(Web page and app entries)
——

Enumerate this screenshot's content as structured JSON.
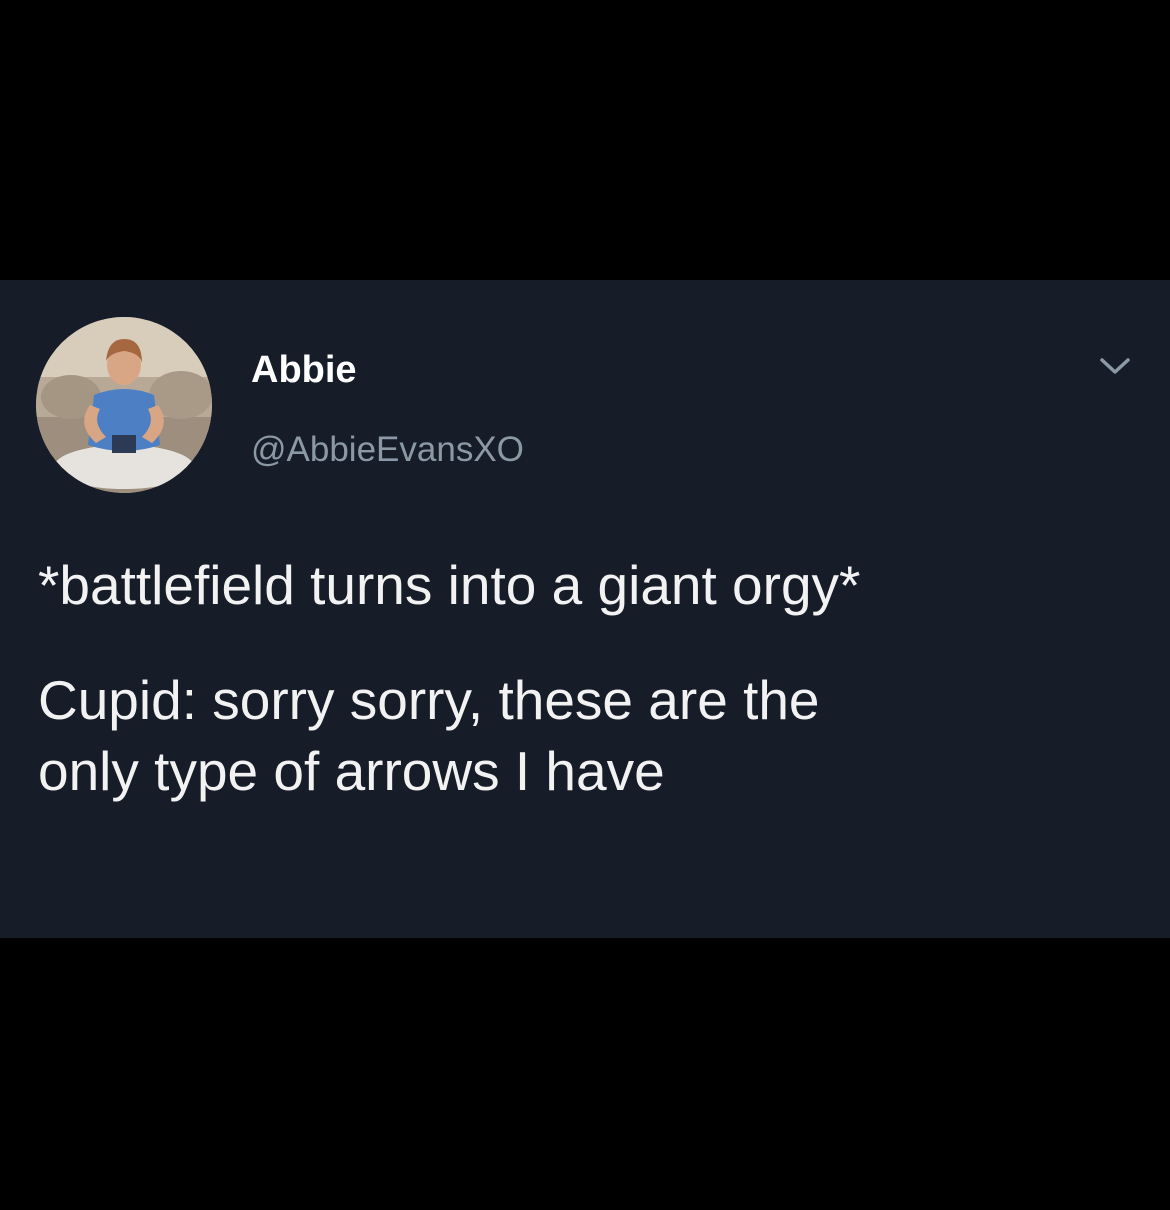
{
  "tweet": {
    "display_name": "Abbie",
    "handle": "@AbbieEvansXO",
    "text_lines": [
      "*battlefield turns into a giant orgy*",
      "Cupid: sorry sorry, these are the",
      "only type of arrows I have"
    ]
  },
  "icons": {
    "menu": "chevron-down-icon",
    "avatar": "avatar"
  },
  "colors": {
    "page_background": "#000000",
    "card_background": "#161c28",
    "name": "#ffffff",
    "handle": "#8b98a5",
    "text": "#f2f2f2"
  }
}
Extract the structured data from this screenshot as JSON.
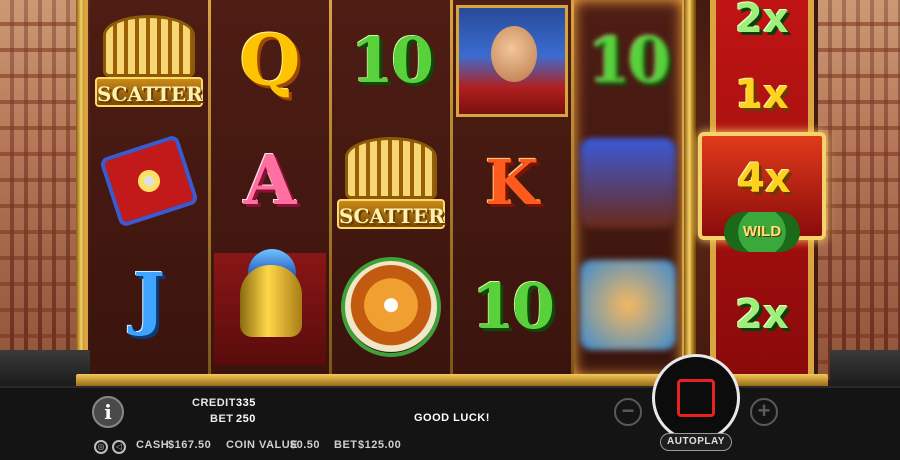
{
  "reels": {
    "reel1": [
      "scatter",
      "shield",
      "J"
    ],
    "reel2": [
      "Q",
      "A",
      "gladiator"
    ],
    "reel3": [
      "10",
      "scatter",
      "tiger"
    ],
    "reel4": [
      "caesar",
      "K",
      "10"
    ],
    "reel5": [
      "10",
      "chariot (spinning)",
      "lion (spinning)"
    ],
    "scatter_label": "SCATTER",
    "letters": {
      "q": "Q",
      "a": "A",
      "j": "J",
      "k": "K",
      "ten": "10"
    }
  },
  "multiplier_reel": {
    "values": [
      "2x",
      "1x",
      "4x",
      "2x"
    ],
    "highlighted": "4x",
    "wild_label": "WILD"
  },
  "status_bar": {
    "credit_label": "CREDIT",
    "credit_value": "335",
    "bet_label": "BET",
    "bet_value": "250",
    "message": "GOOD LUCK!",
    "cash_label": "CASH",
    "cash_value": "$167.50",
    "coin_value_label": "COIN VALUE",
    "coin_value_value": "$0.50",
    "total_bet_label": "BET",
    "total_bet_value": "$125.00"
  },
  "controls": {
    "info_icon": "i",
    "minus": "−",
    "plus": "+",
    "autoplay_label": "AUTOPLAY"
  },
  "colors": {
    "accent_gold": "#d9a441",
    "multiplier_red": "#c01414",
    "spin_stop": "#e82020"
  }
}
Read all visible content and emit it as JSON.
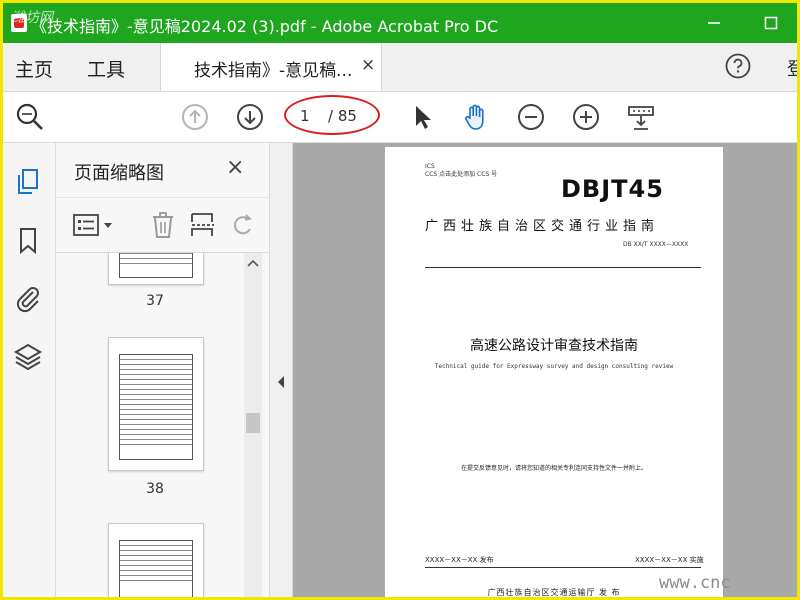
{
  "window": {
    "title": "《技术指南》-意见稿2024.02 (3).pdf - Adobe Acrobat Pro DC",
    "watermark": "潍坊网"
  },
  "menubar": {
    "home": "主页",
    "tools": "工具",
    "tab_label": "技术指南》-意见稿...",
    "tab_close": "×",
    "cut_text": "登"
  },
  "toolbar": {
    "current_page": "1",
    "page_total": "/ 85"
  },
  "thumbnails": {
    "title": "页面缩略图",
    "close": "×",
    "pages": [
      "37",
      "38"
    ]
  },
  "document": {
    "ics_line1": "ICS",
    "ics_line2": "CCS  点击此处添加 CCS 号",
    "standard_code": "DBJT45",
    "guide_header": "广西壮族自治区交通行业指南",
    "doc_number": "DB XX/T XXXX—XXXX",
    "title_cn": "高速公路设计审查技术指南",
    "title_en": "Technical guide for Expressway survey and design consulting review",
    "note": "在提交反馈意见时，请将您知道的相关专利连同支持性文件一并附上。",
    "publish_date": "XXXX－XX－XX 发布",
    "implement_date": "XXXX－XX－XX 实施",
    "issuer": "广西壮族自治区交通运输厅    发 布"
  },
  "site_watermark": "www.cnc",
  "colors": {
    "titlebar": "#1fa61f",
    "frame": "#f2e600",
    "annotation": "#d81e1e",
    "docbg": "#a9a9a9"
  }
}
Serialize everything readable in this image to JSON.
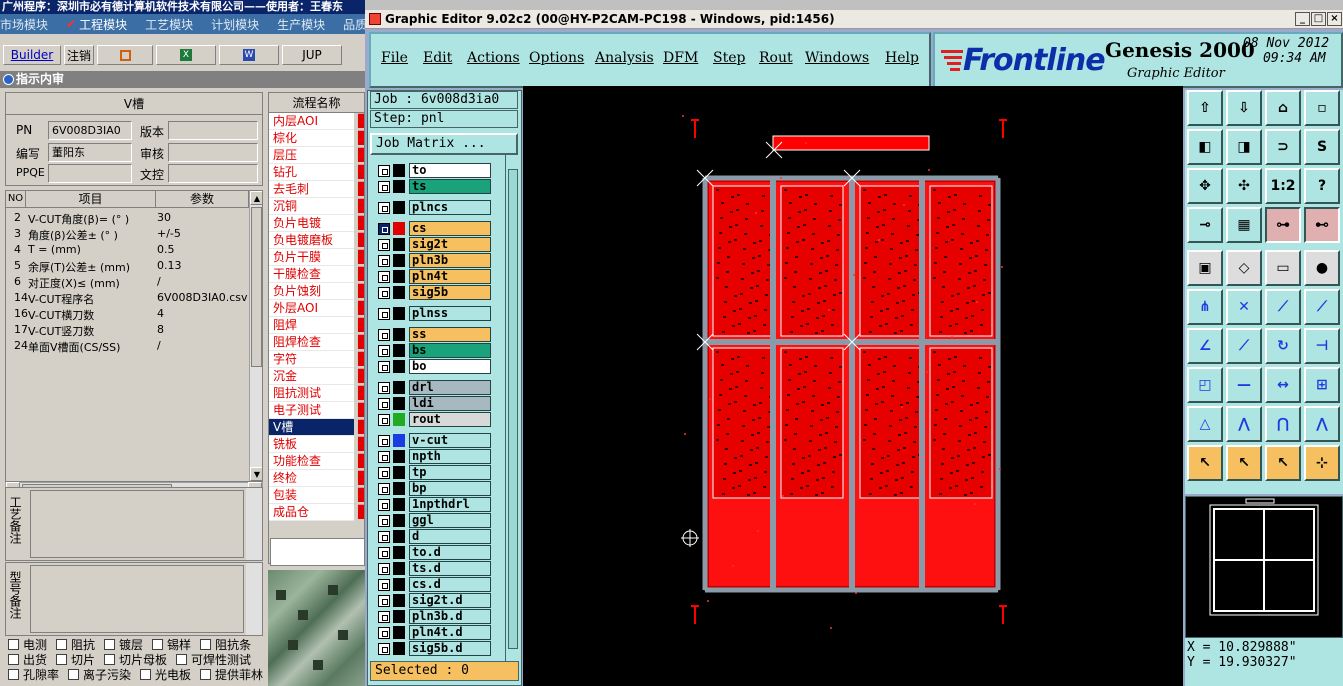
{
  "left_app": {
    "title": "广州程序：深圳市必有德计算机软件技术有限公司——使用者：王春东",
    "modules": [
      "市场模块",
      "工程模块",
      "工艺模块",
      "计划模块",
      "生产模块",
      "品质模"
    ],
    "toolbar": {
      "builder": "Builder",
      "logout": "注销",
      "jup": "JUP"
    },
    "section_title": "指示内审",
    "panel_title": "V槽",
    "fields": {
      "pn_label": "PN",
      "pn_value": "6V008D3IA0",
      "version_label": "版本",
      "version_value": "",
      "editor_label": "编写",
      "editor_value": "董阳东",
      "reviewer_label": "审核",
      "reviewer_value": "",
      "ppqe_label": "PPQE",
      "ppqe_value": "",
      "doc_label": "文控",
      "doc_value": ""
    },
    "table": {
      "headers": [
        "NO",
        "项目",
        "参数"
      ],
      "rows": [
        {
          "no": "2",
          "item": "V-CUT角度(β)=  (° )",
          "value": "30"
        },
        {
          "no": "3",
          "item": "角度(β)公差±  (° )",
          "value": "+/-5"
        },
        {
          "no": "4",
          "item": "T =  (mm)",
          "value": "0.5"
        },
        {
          "no": "5",
          "item": "余厚(T)公差±  (mm)",
          "value": "0.13"
        },
        {
          "no": "6",
          "item": "对正度(X)≤  (mm)",
          "value": "/"
        },
        {
          "no": "14",
          "item": "V-CUT程序名",
          "value": "6V008D3IA0.csv"
        },
        {
          "no": "16",
          "item": "V-CUT横刀数",
          "value": "4"
        },
        {
          "no": "17",
          "item": "V-CUT竖刀数",
          "value": "8"
        },
        {
          "no": "24",
          "item": "单面V槽面(CS/SS)",
          "value": "/"
        }
      ]
    },
    "note1_label": "工艺备注",
    "note2_label": "型号备注",
    "checks": [
      [
        "电测",
        "阻抗",
        "镀层",
        "锡样",
        "阻抗条"
      ],
      [
        "出货",
        "切片",
        "切片母板",
        "可焊性测试"
      ],
      [
        "孔隙率",
        "离子污染",
        "光电板",
        "提供菲林"
      ]
    ],
    "flow_header": "流程名称",
    "flow_items": [
      "内层AOI",
      "棕化",
      "层压",
      "钻孔",
      "去毛刺",
      "沉铜",
      "负片电镀",
      "负电镀磨板",
      "负片干膜",
      "干膜检查",
      "负片蚀刻",
      "外层AOI",
      "阻焊",
      "阻焊检查",
      "字符",
      "沉金",
      "阻抗测试",
      "电子测试",
      "V槽",
      "铣板",
      "功能检查",
      "终检",
      "包装",
      "成品仓"
    ],
    "flow_selected": "V槽"
  },
  "genesis": {
    "title": "Graphic Editor 9.02c2 (00@HY-P2CAM-PC198 - Windows, pid:1456)",
    "menu": [
      "File",
      "Edit",
      "Actions",
      "Options",
      "Analysis",
      "DFM",
      "Step",
      "Rout",
      "Windows",
      "Help"
    ],
    "logo": {
      "brand": "Frontline",
      "product": "Genesis 2000",
      "subtitle": "Graphic Editor",
      "date": "08 Nov 2012",
      "time": "09:34 AM"
    },
    "job": "Job : 6v008d3ia0",
    "step": "Step: pnl",
    "job_matrix": "Job Matrix ...",
    "layers": [
      {
        "name": "to",
        "color": "#ffffff"
      },
      {
        "name": "ts",
        "color": "#1aa37a"
      },
      {
        "name": "plncs",
        "color": "#aee4e1"
      },
      {
        "name": "cs",
        "color": "#f6c060",
        "highlight": true,
        "swatch": "#e00000"
      },
      {
        "name": "sig2t",
        "color": "#f6c060"
      },
      {
        "name": "pln3b",
        "color": "#f6c060"
      },
      {
        "name": "pln4t",
        "color": "#f6c060"
      },
      {
        "name": "sig5b",
        "color": "#f6c060"
      },
      {
        "name": "plnss",
        "color": "#aee4e1"
      },
      {
        "name": "ss",
        "color": "#f6c060"
      },
      {
        "name": "bs",
        "color": "#1aa37a"
      },
      {
        "name": "bo",
        "color": "#ffffff"
      },
      {
        "name": "drl",
        "color": "#a8b8c0"
      },
      {
        "name": "ldi",
        "color": "#a8b8c0"
      },
      {
        "name": "rout",
        "color": "#d8d8d8",
        "swatch": "#22aa22"
      },
      {
        "name": "v-cut",
        "color": "#aee4e1",
        "swatch": "#1a3ce0"
      },
      {
        "name": "npth",
        "color": "#aee4e1"
      },
      {
        "name": "tp",
        "color": "#aee4e1"
      },
      {
        "name": "bp",
        "color": "#aee4e1"
      },
      {
        "name": "1npthdrl",
        "color": "#aee4e1"
      },
      {
        "name": "ggl",
        "color": "#aee4e1"
      },
      {
        "name": "d",
        "color": "#aee4e1"
      },
      {
        "name": "to.d",
        "color": "#aee4e1"
      },
      {
        "name": "ts.d",
        "color": "#aee4e1"
      },
      {
        "name": "cs.d",
        "color": "#aee4e1"
      },
      {
        "name": "sig2t.d",
        "color": "#aee4e1"
      },
      {
        "name": "pln3b.d",
        "color": "#aee4e1"
      },
      {
        "name": "pln4t.d",
        "color": "#aee4e1"
      },
      {
        "name": "sig5b.d",
        "color": "#aee4e1"
      }
    ],
    "selected": "Selected : 0",
    "tools_text": {
      "scale": "1:2",
      "query": "?"
    },
    "coords": {
      "x": "X = 10.829888\"",
      "y": "Y = 19.930327\""
    }
  }
}
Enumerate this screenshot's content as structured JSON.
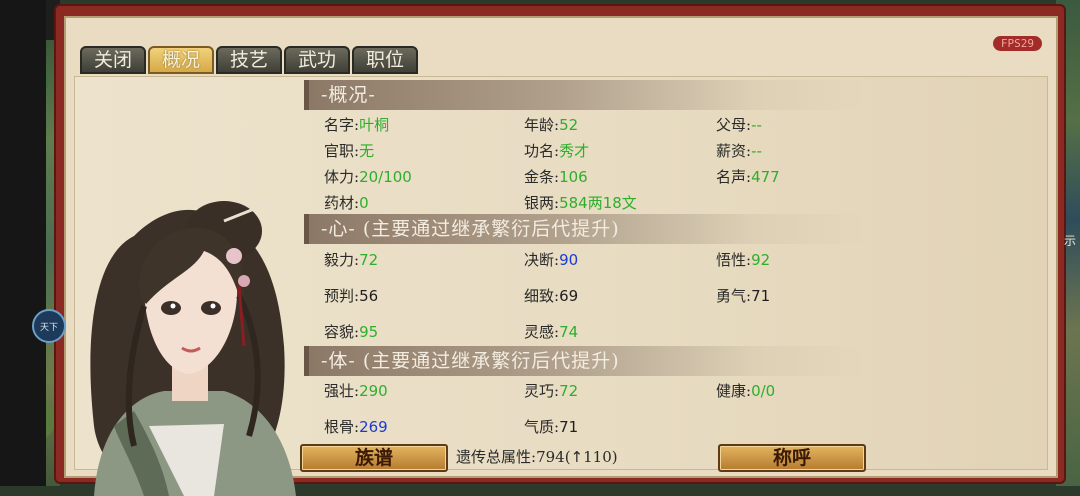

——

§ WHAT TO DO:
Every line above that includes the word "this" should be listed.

§ WRITTEN REPLY:
Enumerate this screenshot's content as structured JSON.
Extract the structured data from this screenshot as JSON.
Serialize everything readable in this image to JSON.
Enumerate this screenshot's content as structured JSON.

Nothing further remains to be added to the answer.